### Assignment:
Which lines of the data contain the string "value"? Copy every one of them.

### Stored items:
※ ※ ※

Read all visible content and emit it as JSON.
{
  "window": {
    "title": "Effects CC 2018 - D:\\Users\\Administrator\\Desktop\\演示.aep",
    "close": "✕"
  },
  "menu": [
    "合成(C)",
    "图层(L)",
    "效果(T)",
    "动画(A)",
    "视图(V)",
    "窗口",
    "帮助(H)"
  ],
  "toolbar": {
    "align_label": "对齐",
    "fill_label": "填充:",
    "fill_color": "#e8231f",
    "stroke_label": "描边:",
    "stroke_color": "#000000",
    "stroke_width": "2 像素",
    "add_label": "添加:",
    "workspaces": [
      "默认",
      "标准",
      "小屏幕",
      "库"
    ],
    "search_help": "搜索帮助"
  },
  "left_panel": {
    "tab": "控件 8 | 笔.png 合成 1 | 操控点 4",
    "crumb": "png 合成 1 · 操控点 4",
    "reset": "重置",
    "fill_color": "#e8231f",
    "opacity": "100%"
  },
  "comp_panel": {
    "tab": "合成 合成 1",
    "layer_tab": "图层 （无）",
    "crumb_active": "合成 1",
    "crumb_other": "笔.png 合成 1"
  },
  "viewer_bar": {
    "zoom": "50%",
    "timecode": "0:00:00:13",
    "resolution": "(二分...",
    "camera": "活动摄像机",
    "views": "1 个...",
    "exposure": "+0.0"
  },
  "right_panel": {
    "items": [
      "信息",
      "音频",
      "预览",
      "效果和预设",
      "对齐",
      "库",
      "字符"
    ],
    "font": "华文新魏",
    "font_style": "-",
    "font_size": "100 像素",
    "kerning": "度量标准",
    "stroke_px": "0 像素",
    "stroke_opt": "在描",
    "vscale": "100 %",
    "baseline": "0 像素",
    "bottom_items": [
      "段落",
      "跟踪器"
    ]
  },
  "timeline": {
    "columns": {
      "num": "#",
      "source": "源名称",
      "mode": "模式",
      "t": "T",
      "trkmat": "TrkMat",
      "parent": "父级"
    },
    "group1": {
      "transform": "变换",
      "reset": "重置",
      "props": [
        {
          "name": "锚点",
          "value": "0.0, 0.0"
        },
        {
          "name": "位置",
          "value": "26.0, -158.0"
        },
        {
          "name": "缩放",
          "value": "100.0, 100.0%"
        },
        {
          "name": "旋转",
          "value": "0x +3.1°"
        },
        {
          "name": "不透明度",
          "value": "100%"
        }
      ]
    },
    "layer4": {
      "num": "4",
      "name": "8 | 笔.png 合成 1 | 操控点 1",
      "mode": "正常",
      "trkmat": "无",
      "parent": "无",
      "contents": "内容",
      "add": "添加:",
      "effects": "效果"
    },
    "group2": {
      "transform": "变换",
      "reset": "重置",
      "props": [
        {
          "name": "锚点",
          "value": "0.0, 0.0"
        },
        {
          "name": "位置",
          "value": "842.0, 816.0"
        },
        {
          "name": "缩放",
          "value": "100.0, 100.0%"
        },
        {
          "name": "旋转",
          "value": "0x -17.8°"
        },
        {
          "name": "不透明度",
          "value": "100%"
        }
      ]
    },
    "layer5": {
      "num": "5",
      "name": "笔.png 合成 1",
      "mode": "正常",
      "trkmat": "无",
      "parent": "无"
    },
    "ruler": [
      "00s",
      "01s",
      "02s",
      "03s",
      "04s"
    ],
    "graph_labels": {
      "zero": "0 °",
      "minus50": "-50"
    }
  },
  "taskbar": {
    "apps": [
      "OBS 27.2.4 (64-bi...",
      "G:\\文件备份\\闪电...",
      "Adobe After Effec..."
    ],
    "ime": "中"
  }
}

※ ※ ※

### Answer to this task:
          "value": "0.0, 0.0"
          "value": "26.0, -158.0"
          "value": "100.0, 100.0%"
          "value": "0x +3.1°"
          "value": "100%"
          "value": "0.0, 0.0"
          "value": "842.0, 816.0"
          "value": "100.0, 100.0%"
          "value": "0x -17.8°"
          "value": "100%"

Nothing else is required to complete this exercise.